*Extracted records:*
+ + + +

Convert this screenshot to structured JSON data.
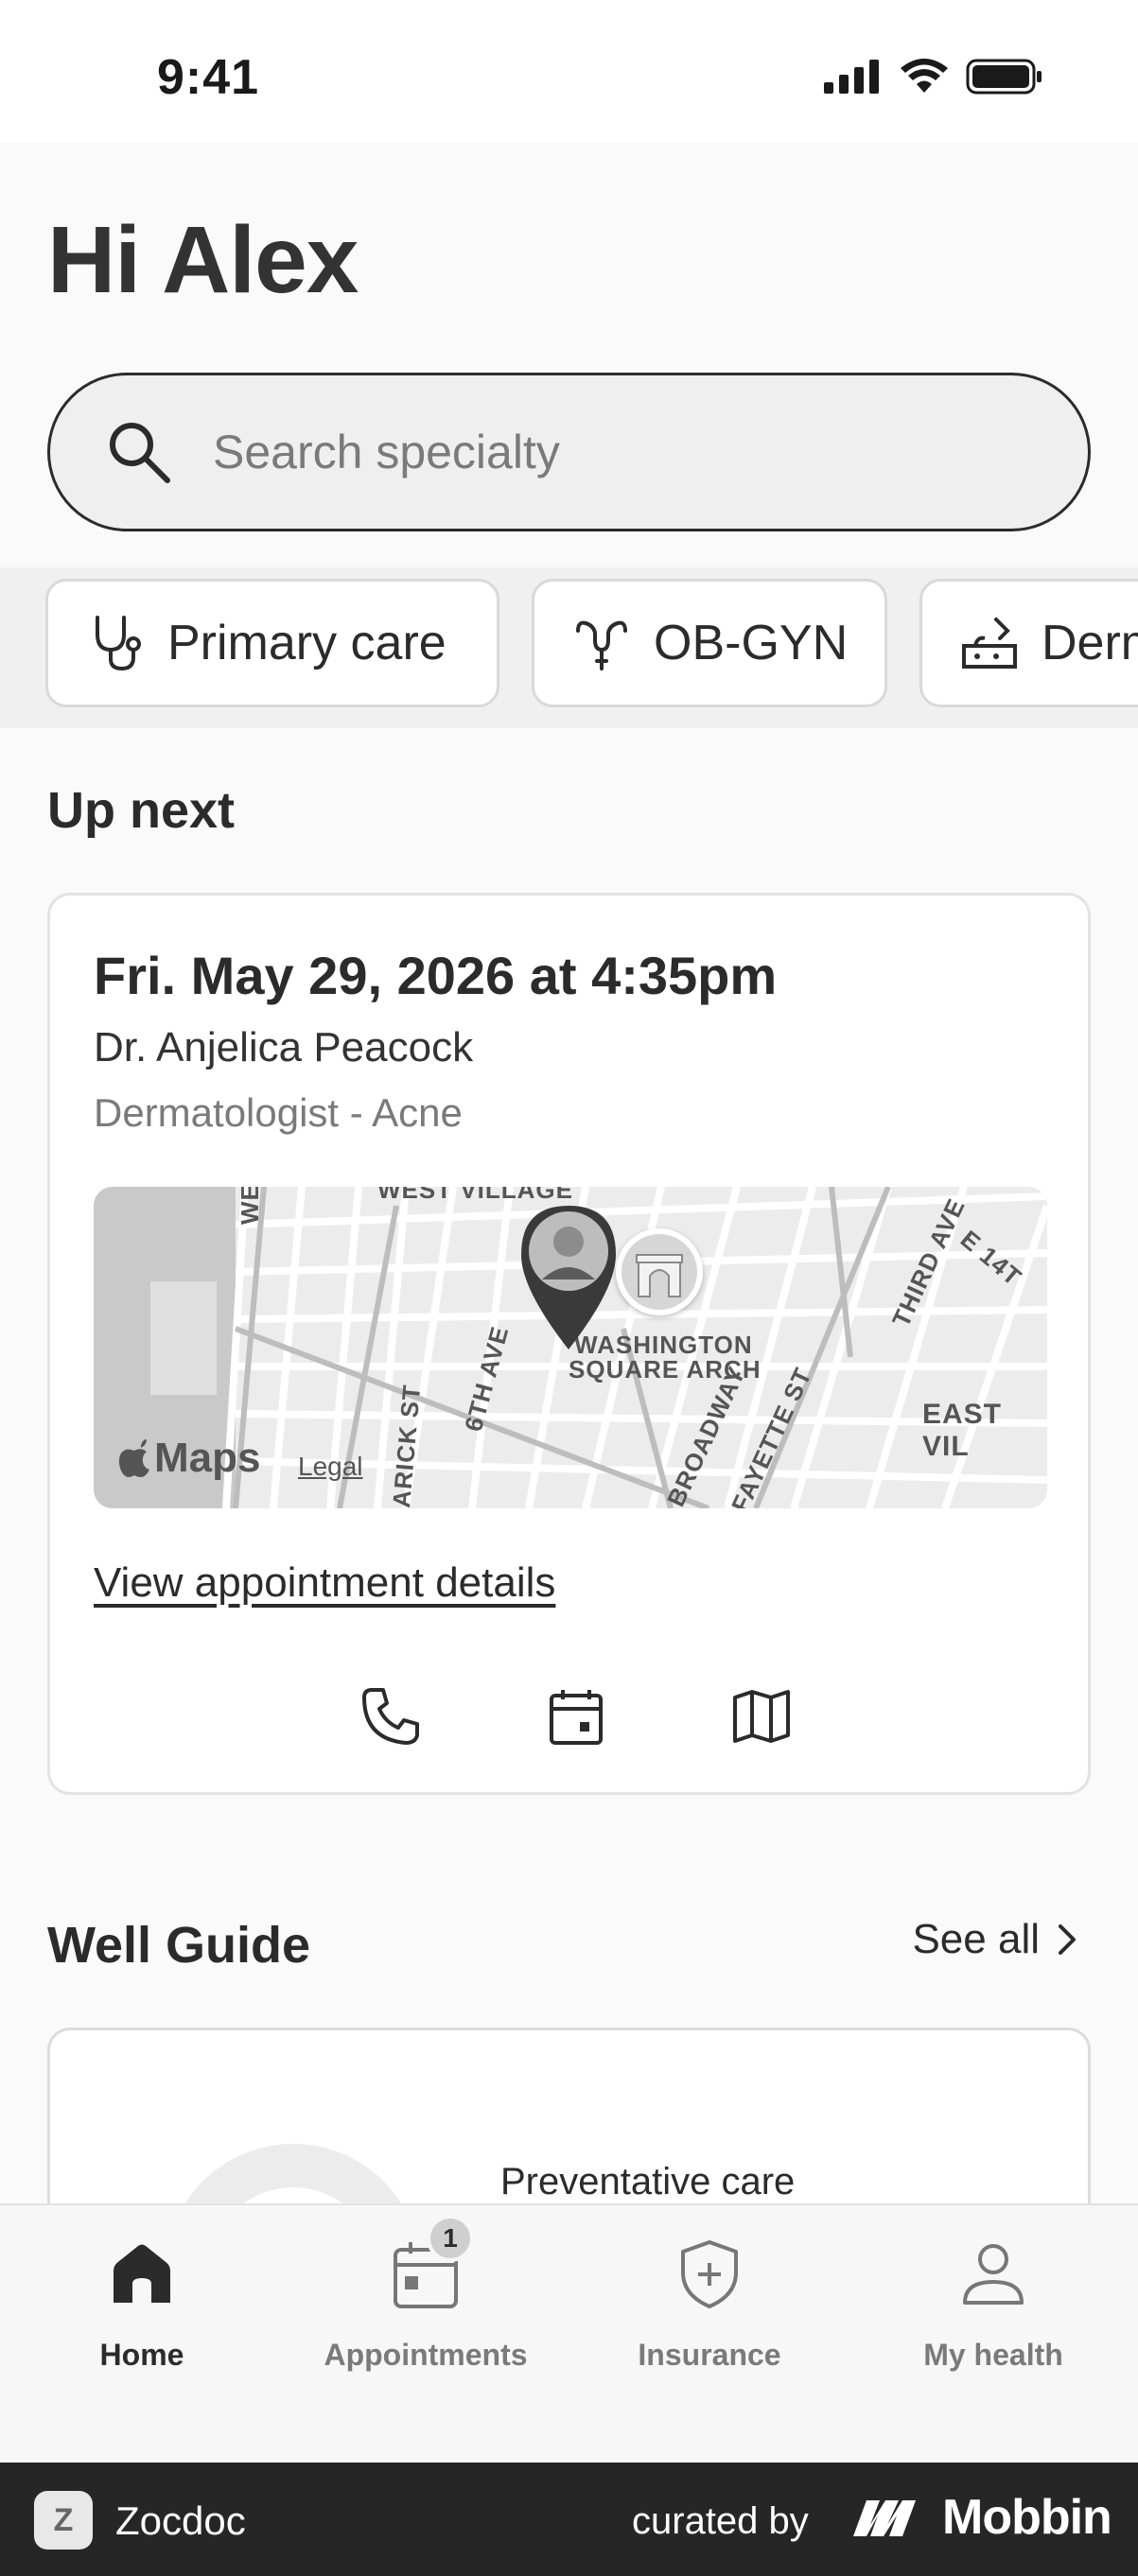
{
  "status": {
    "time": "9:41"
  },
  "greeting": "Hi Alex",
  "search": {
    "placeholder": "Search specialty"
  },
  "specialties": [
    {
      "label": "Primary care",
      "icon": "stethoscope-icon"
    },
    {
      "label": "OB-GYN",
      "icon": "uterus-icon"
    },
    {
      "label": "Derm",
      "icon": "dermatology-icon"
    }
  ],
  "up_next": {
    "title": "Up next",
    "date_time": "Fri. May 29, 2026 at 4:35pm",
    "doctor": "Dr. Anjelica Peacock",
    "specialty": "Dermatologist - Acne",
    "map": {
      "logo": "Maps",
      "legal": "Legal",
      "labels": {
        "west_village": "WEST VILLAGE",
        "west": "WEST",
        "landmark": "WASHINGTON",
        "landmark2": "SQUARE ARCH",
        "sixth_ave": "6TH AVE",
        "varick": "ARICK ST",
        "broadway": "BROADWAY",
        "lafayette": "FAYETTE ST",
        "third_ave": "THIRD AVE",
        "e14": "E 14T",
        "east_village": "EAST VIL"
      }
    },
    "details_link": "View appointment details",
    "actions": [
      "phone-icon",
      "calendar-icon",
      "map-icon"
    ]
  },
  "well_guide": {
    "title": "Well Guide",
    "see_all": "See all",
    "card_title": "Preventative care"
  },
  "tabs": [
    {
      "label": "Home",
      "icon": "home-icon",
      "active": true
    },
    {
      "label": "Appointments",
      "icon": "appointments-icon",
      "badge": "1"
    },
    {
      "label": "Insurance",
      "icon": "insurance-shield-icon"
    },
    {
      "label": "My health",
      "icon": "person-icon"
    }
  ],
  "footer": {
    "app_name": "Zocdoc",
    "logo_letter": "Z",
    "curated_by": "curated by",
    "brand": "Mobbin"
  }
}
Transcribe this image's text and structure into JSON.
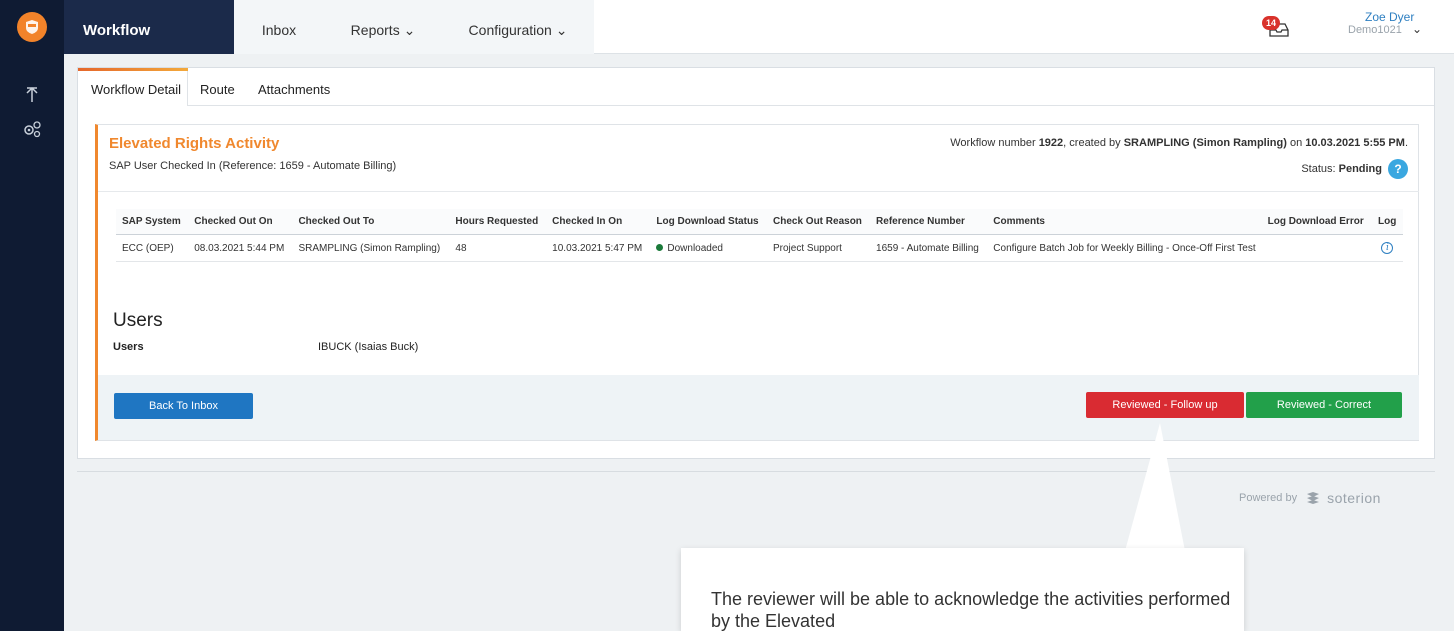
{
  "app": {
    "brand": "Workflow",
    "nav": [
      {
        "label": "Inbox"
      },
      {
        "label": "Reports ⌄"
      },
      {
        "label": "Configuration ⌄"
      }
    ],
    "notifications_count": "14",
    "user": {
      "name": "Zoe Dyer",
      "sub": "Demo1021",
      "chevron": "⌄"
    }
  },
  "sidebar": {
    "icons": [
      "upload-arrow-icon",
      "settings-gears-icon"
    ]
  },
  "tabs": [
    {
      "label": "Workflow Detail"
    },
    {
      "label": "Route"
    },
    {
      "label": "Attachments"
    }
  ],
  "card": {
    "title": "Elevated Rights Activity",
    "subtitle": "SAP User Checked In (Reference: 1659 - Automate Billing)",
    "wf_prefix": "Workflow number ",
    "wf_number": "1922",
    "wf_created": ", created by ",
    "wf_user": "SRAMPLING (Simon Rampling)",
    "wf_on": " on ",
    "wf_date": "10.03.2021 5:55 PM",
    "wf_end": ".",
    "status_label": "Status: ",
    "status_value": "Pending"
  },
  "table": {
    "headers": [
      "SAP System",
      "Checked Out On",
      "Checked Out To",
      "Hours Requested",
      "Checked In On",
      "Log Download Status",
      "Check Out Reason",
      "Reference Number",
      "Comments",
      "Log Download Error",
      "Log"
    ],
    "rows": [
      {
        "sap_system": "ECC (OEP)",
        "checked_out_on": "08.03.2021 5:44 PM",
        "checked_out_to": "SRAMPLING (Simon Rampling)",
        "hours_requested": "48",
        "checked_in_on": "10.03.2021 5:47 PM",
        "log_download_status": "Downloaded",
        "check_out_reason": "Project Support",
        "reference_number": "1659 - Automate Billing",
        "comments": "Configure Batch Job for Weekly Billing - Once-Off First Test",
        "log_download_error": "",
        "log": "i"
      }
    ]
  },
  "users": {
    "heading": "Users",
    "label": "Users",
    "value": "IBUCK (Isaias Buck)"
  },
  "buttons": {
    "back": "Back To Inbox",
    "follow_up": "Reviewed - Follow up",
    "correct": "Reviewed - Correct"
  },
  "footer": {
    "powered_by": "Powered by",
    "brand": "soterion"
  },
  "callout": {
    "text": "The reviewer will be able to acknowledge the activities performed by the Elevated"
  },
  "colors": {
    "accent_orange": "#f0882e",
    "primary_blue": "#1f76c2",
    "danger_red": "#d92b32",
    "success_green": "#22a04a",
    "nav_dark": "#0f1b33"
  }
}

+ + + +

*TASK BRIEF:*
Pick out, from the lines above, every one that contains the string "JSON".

*SOLUTION TO THE PROBLEM:*
Convert this screenshot to structured JSON data.
Transcribe this image's text and structure into JSON.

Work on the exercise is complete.